Mineralogists at the Royal Ontario Museum had their first look Wednesday inside a rare, 53-kilogram meteorite chunk found near Springwater, Sask., in 2009.
After 48 hours of careful cutting, a wire saw studded with diamonds released a piece of rock about the size of a large slice of bread Wednesday morning from a hunk as large as a high school student's backpack.
Canada's 3 pallasite meteorites
- Springwater, Sask. — 120 kg, pieces found in 1931, 2009.
- Giroux, Man. — 4.275 kg, found in 1954.
- Southampton, Ont. — 3.58 kg, found in 2001.
Kimberly Tait, the museum's associate curator of mineralogy, pried the piece away from the main chunk — a grey rock covered in slightly rusty, brown patches — to reveal interconnected, translucent greenish spots of a silicate mineral called olivine mottled through a grey iron-nickel alloy.
"It's like Christmas," she later said of her first glimpse inside the precious rock purchased by the museum in recent weeks.
Tait hopes the rare, 4.5-billion-year-old meteorite will help researchers learn more about the early universe, the formation of the minerals inside asteroids, and about the similar minerals deep inside the Earth, at the boundary between its iron core and its outer mantle.
Ian Nicklin, an earth sciences technician at the museum, likened meteorites to "little time capsules."
"They show us features and textures of things that we don't see anywhere else anymore," he said. "So they're fundamental to our understanding of how the solar system did form."
The Springwater meteorite is a rare kind known as a pallasite, from deep inside a large, planet-like asteroid with an iron core.
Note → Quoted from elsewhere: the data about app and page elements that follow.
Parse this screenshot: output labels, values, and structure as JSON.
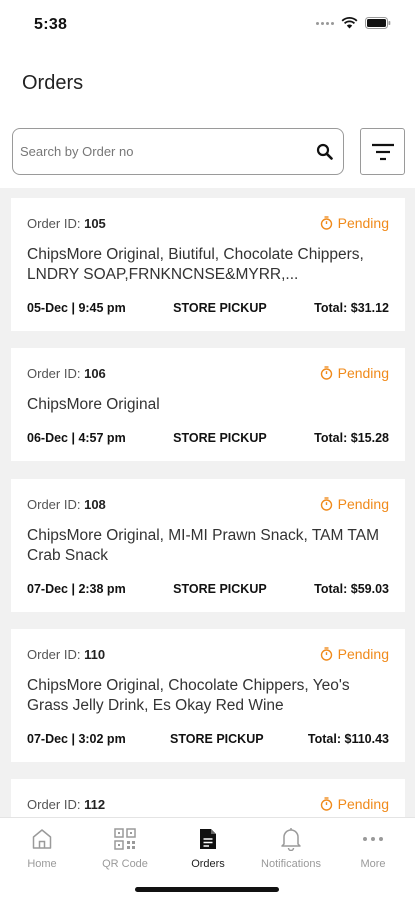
{
  "status_bar": {
    "time": "5:38"
  },
  "page": {
    "title": "Orders"
  },
  "search": {
    "placeholder": "Search by Order no",
    "value": ""
  },
  "colors": {
    "accent": "#f08a1a",
    "list_background": "#f1f1f1"
  },
  "orders": [
    {
      "id_label": "Order ID:",
      "id": "105",
      "status": "Pending",
      "items": "ChipsMore Original, Biutiful, Chocolate Chippers, LNDRY SOAP,FRNKNCNSE&MYRR,...",
      "date_time": "05-Dec | 9:45 pm",
      "method": "STORE PICKUP",
      "total": "Total: $31.12"
    },
    {
      "id_label": "Order ID:",
      "id": "106",
      "status": "Pending",
      "items": "ChipsMore Original",
      "date_time": "06-Dec | 4:57 pm",
      "method": "STORE PICKUP",
      "total": "Total: $15.28"
    },
    {
      "id_label": "Order ID:",
      "id": "108",
      "status": "Pending",
      "items": "ChipsMore Original, MI-MI Prawn Snack, TAM TAM Crab Snack",
      "date_time": "07-Dec | 2:38 pm",
      "method": "STORE PICKUP",
      "total": "Total: $59.03"
    },
    {
      "id_label": "Order ID:",
      "id": "110",
      "status": "Pending",
      "items": "ChipsMore Original, Chocolate Chippers, Yeo's Grass Jelly Drink, Es Okay Red Wine",
      "date_time": "07-Dec | 3:02 pm",
      "method": "STORE PICKUP",
      "total": "Total: $110.43"
    },
    {
      "id_label": "Order ID:",
      "id": "112",
      "status": "Pending"
    }
  ],
  "tabs": [
    {
      "label": "Home",
      "icon": "home-icon"
    },
    {
      "label": "QR Code",
      "icon": "qr-code-icon"
    },
    {
      "label": "Orders",
      "icon": "orders-icon",
      "active": true
    },
    {
      "label": "Notifications",
      "icon": "bell-icon"
    },
    {
      "label": "More",
      "icon": "more-icon"
    }
  ]
}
Of the 35,000 meteorites found on Earth, only 84 have been pallasites, and only three of them have been found in Canada.
Pieces found in 1931
Three smaller pieces of the ROM's meteorite were originally found in a farmer's field near Springwater, Sask., in 1931. It is believed to have originated from the asteroid belt between Jupiter and Mars.
The 52.8-kilogram chunk — the biggest piece of a pallasite ever found in Canada — was recovered by a meteorite hunter who combed through the site again with an ATV and modern metal detectors in 2009.
"Having something that large survive through the atmosphere is very rare," Tait said.
The slice will eventually be put on display in the museum's Vale Inco Limited Gallery of Minerals.
Another slice is being cut for research purposes.
The 1931 pieces of the Springwater meteorite were mostly cut into small pieces and distributed to museums around the world, Tait said. The new slices will allow for larger-scale studies impossible with those earlier pieces, such as determining the size and spacing of individual grains.
One thing that's special about the meteorite is the fact that the olivine and iron are found together, something that never occurs on Earth, Tait said. "It's an odd juxtaposition."
The museum bought the meteorite chunk with money from its Louise Hawley Stone Fund and from the Ontario Ministry of Heritage.
Tait said the museum has a policy of not disclosing how much it pays to acquire artifacts, but acknowledged the price tag was "more than I make in a year."